Results of a new diet study on seals around the Scottish coast
The work, commissioned by Marine Scotland, and undertaken by the Sea Mammal Research Unit at the University of St Andrews, involved collecting scats seasonally from haul-out sites around Scotland over a 12 month period in 2010/11. Hard remains of prey (fish otoliths and cephalopod beaks) were recovered and identified, allowing scientists to assess diet composition of the seals. In total, 2,205 grey and 1,976 harbour seal scats containing hard parts were processed resulting in 68,465 and 65,534 otoliths and beaks respectively.
The main findings of the research include:
- To the west of Scotland, harbour seal diet is highly diverse in nature and spread across a range of species, with no particular species dominant. In contrast, harbour seal diet in the North Sea (including Orkney and Shetland) where local harbour seal populations are in decline, is less diverse and heavily dominated by sandeels which are the primary prey throughout the year.

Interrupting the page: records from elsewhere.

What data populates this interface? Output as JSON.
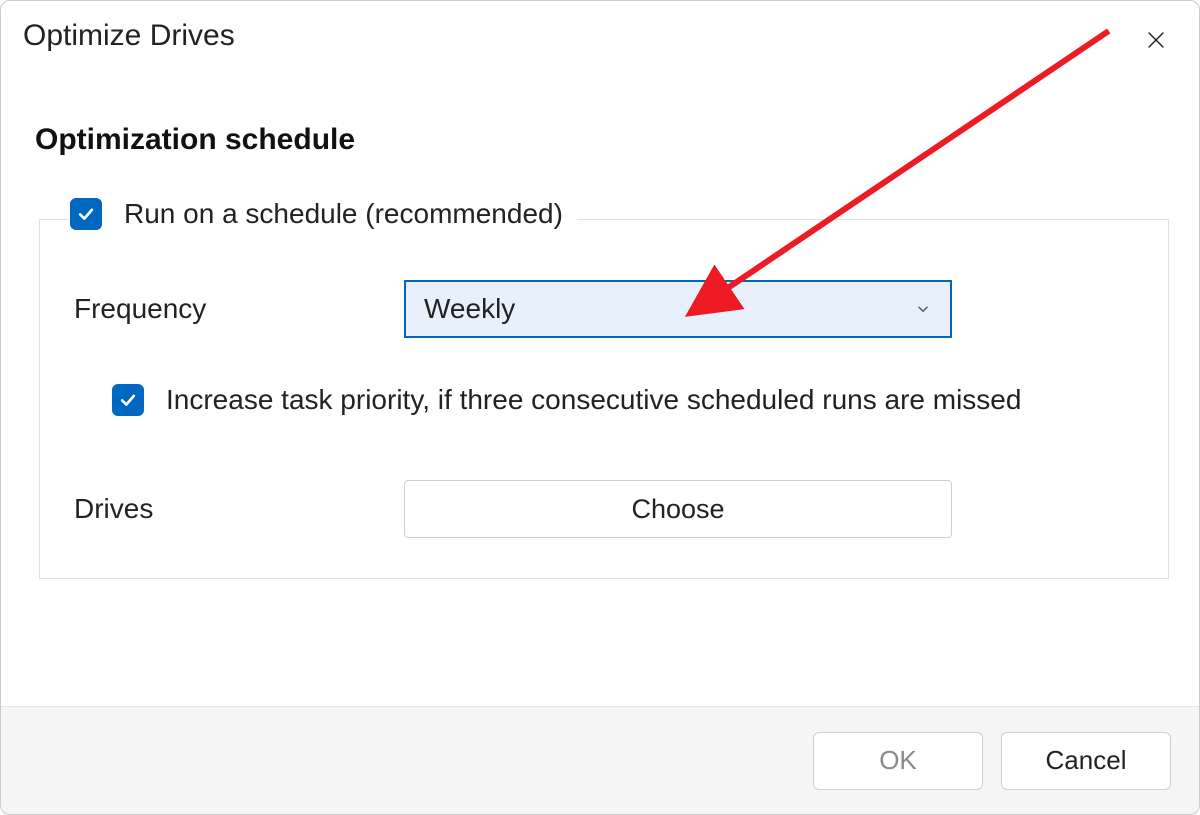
{
  "dialog": {
    "title": "Optimize Drives",
    "section_heading": "Optimization schedule",
    "run_on_schedule": {
      "checked": true,
      "label": "Run on a schedule (recommended)"
    },
    "frequency": {
      "label": "Frequency",
      "selected": "Weekly"
    },
    "increase_priority": {
      "checked": true,
      "label": "Increase task priority, if three consecutive scheduled runs are missed"
    },
    "drives": {
      "label": "Drives",
      "button": "Choose"
    },
    "footer": {
      "ok": "OK",
      "cancel": "Cancel"
    }
  },
  "annotation": {
    "arrow_color": "#ed1c24"
  }
}
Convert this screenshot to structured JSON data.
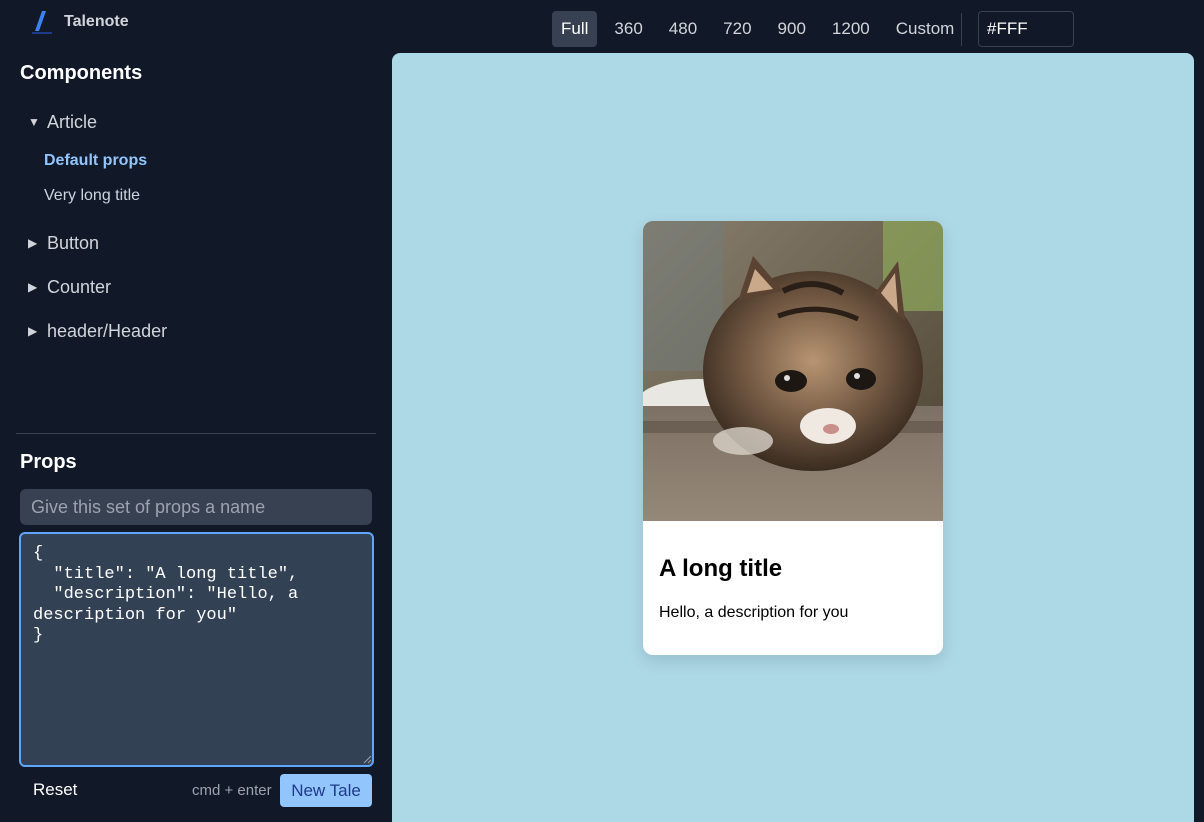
{
  "app": {
    "name": "Talenote"
  },
  "sidebar": {
    "components_title": "Components",
    "tree": [
      {
        "label": "Article",
        "expanded": true,
        "children": [
          "Default props",
          "Very long title"
        ],
        "active_child": "Default props"
      },
      {
        "label": "Button",
        "expanded": false
      },
      {
        "label": "Counter",
        "expanded": false
      },
      {
        "label": "header/Header",
        "expanded": false
      }
    ],
    "props_title": "Props",
    "name_placeholder": "Give this set of props a name",
    "props_json": "{\n  \"title\": \"A long title\",\n  \"description\": \"Hello, a description for you\"\n}",
    "reset_label": "Reset",
    "shortcut_hint": "cmd + enter",
    "new_tale_label": "New Tale"
  },
  "toolbar": {
    "sizes": [
      "Full",
      "360",
      "480",
      "720",
      "900",
      "1200",
      "Custom"
    ],
    "active_size": "Full",
    "background_value": "#FFF"
  },
  "preview": {
    "canvas_color": "#add8e6",
    "card": {
      "image": "kitten photo",
      "title": "A long title",
      "description": "Hello, a description for you"
    }
  },
  "colors": {
    "accent": "#93c5fd",
    "focus_border": "#60a5fa",
    "panel": "#111827"
  }
}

A tentative conclusion of the reports is that declines in harbour seal numbers in northern regions may be linked to the decline in sandeel abundance.
- Since the last assessment in 2002, grey seal diet has changed very little to the West of Scotland, but some marked changes were observed in the North Sea. The diet west of Scotland comprised about one-third sandeels and one-third gadid prey (particularly cod and ling) while in the North Sea the diet was dominated by sandeels (56%) with gadid prey (particularly cod and saithe) comprising about 20% of the total diet.
- There is considerable seasonal and regional variation in the diet of both harbour and grey seals in Scotland, although there was no pattern to explain difference in diet between species in regions where harbour seals have and have not declined.
- In the North Sea, the estimated consumption of cod (9,580 tonnes) by the total grey seal population represents about 5% of the estimated stock size (189,992 tonnes). In contrast, consumption of cod to the west coast of Scotland is much higher.